Washington (CNN) - Indiana Gov. Mitch Daniels, a potential presidential candidate, is taking to the pages of the Wall Street Journal Monday to zero in on the healthcare law, one of the signature fiscal issues that wrangle the GOP rank-and-file and Republican leaders alike.
Daniels, a favorite for president among some members of the GOP because of his no-nonsense style, economic credentials and record of cutting spending in Indiana, writes the new law is a "massive mistake" that could decimate state budgets.
"For state governments, the bill presents huge new costs, as we are required," writes Daniels, the former budget director under President Bush. "In Indiana, our independent actuaries have pegged the price to state taxpayers at $2.6 billion to $3 billion over the next 10 years. This is a huge burden for our state, and yet another incremental expenditure the law's authors declined to account for truthfully."
Daniels says he hopes courts will ultimately repeal the law, but added that absent a repeal states must be permitted certain concessions, like flexibility to determine which insurers can participate in the market and the ability to waive the mandate that requires some individuals to buy expensive benefits they may not need. Daniels also wants the states to be reimbursed for the "administrative burden" of implementing the plan. He says he has written a letter to Health and Human Services Secretary Kathleen Sebelius to outline his requests.
"The system we are proposing requires Washington to abandon most of the command-and-control aspects of the law as written," Daniel's writes. "It steers away from nanny-state paternalism by assuming, recognizing and reinforcing the dignity of all our citizens and their right to make health care's highly personal decisions for themselves."
The op-ed is Daniel's latest foray on the national stage as he mulls a presidential bid. Later this week, the Indiana Republican will appear at the Conservative Political Action Conference, a high profile gathering of conservatives that has become a regular stop for potential presidential candidates.
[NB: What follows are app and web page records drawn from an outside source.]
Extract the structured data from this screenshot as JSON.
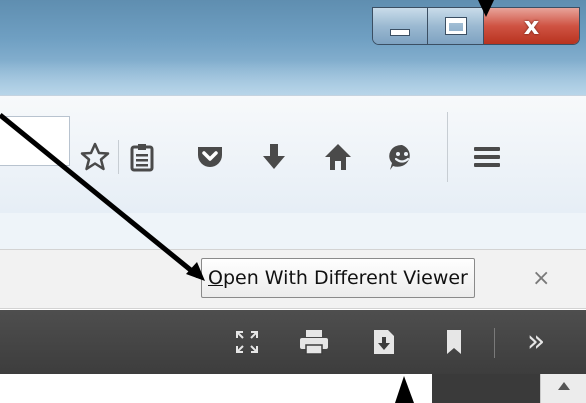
{
  "window": {
    "controls": {
      "minimize_icon": "minimize-icon",
      "maximize_icon": "maximize-icon",
      "close_icon": "close-icon",
      "close_glyph": "x"
    }
  },
  "toolbar": {
    "icons": [
      "bookmark-star-icon",
      "reading-list-icon",
      "pocket-icon",
      "downloads-icon",
      "home-icon",
      "hello-icon",
      "menu-icon"
    ]
  },
  "notification": {
    "open_button": {
      "accesskey": "O",
      "label_rest": "pen With Different Viewer"
    },
    "close_glyph": "×"
  },
  "pdf_toolbar": {
    "icons": [
      "presentation-mode-icon",
      "print-icon",
      "download-icon",
      "bookmark-icon",
      "more-tools-icon"
    ],
    "more_glyph": "»"
  },
  "colors": {
    "titlebar": "#6f9fc2",
    "close_button": "#cf5343",
    "pdf_toolbar": "#3d3d3d",
    "annotation": "#000000"
  }
}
But Daniels introduction to the national stage hasn't been without its speed bumps. Last week he again angered social conservatives when he suggested – for the second time – that issues like abortion and gay marriage should take a back seat this election season in favor of economic concerns. That prompted fire from fellow potential candidate Rick Santorum that Daniels "doesn't understand conservatism."